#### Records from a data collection
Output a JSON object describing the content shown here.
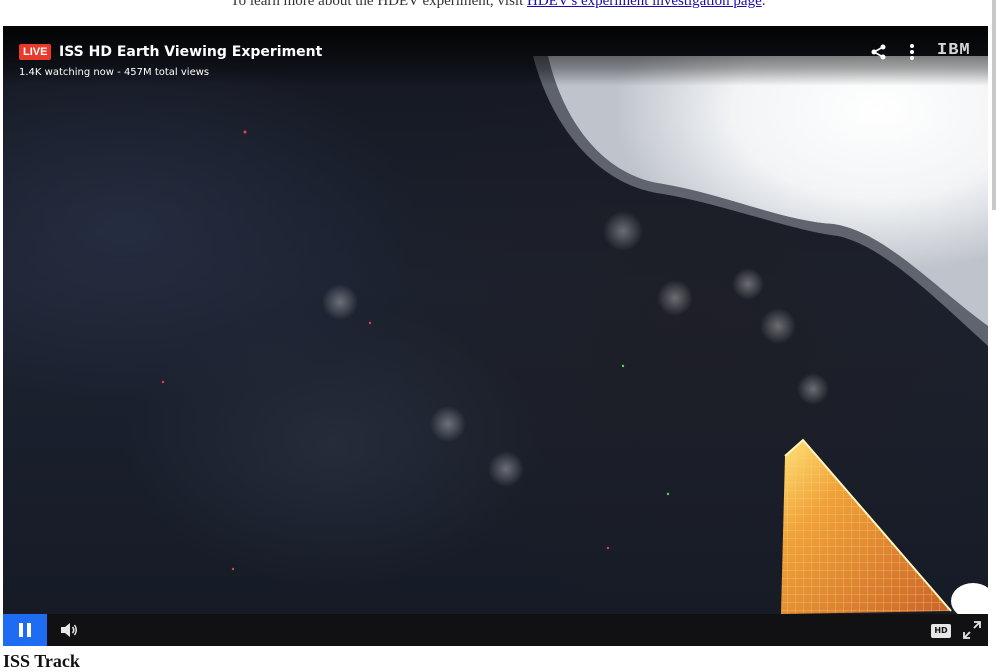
{
  "page": {
    "intro_prefix": "To learn more about the HDEV experiment, visit",
    "intro_link": "HDEV's experiment investigation page",
    "intro_suffix": ".",
    "bottom_heading": "ISS Track"
  },
  "player": {
    "live_label": "LIVE",
    "title": "ISS HD Earth Viewing Experiment",
    "stats": "1.4K watching now - 457M total views",
    "brand": "IBM",
    "hd_label": "HD",
    "icons": {
      "share": "share-icon",
      "more": "more-vertical-icon",
      "pause": "pause-icon",
      "volume": "volume-icon",
      "hd": "hd-icon",
      "fullscreen": "fullscreen-icon"
    }
  },
  "colors": {
    "live_red": "#e8392a",
    "play_blue": "#1d6cf2",
    "link_blue": "#1a0dab"
  }
}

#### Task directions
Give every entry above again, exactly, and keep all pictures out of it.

#### Result of this exercise
Output a JSON object describing the content shown here.
{
  "page": {
    "intro_prefix": "To learn more about the HDEV experiment, visit",
    "intro_link": "HDEV's experiment investigation page",
    "intro_suffix": ".",
    "bottom_heading": "ISS Track"
  },
  "player": {
    "live_label": "LIVE",
    "title": "ISS HD Earth Viewing Experiment",
    "stats": "1.4K watching now - 457M total views",
    "brand": "IBM",
    "hd_label": "HD",
    "icons": {
      "share": "share-icon",
      "more": "more-vertical-icon",
      "pause": "pause-icon",
      "volume": "volume-icon",
      "hd": "hd-icon",
      "fullscreen": "fullscreen-icon"
    }
  },
  "colors": {
    "live_red": "#e8392a",
    "play_blue": "#1d6cf2",
    "link_blue": "#1a0dab"
  }
}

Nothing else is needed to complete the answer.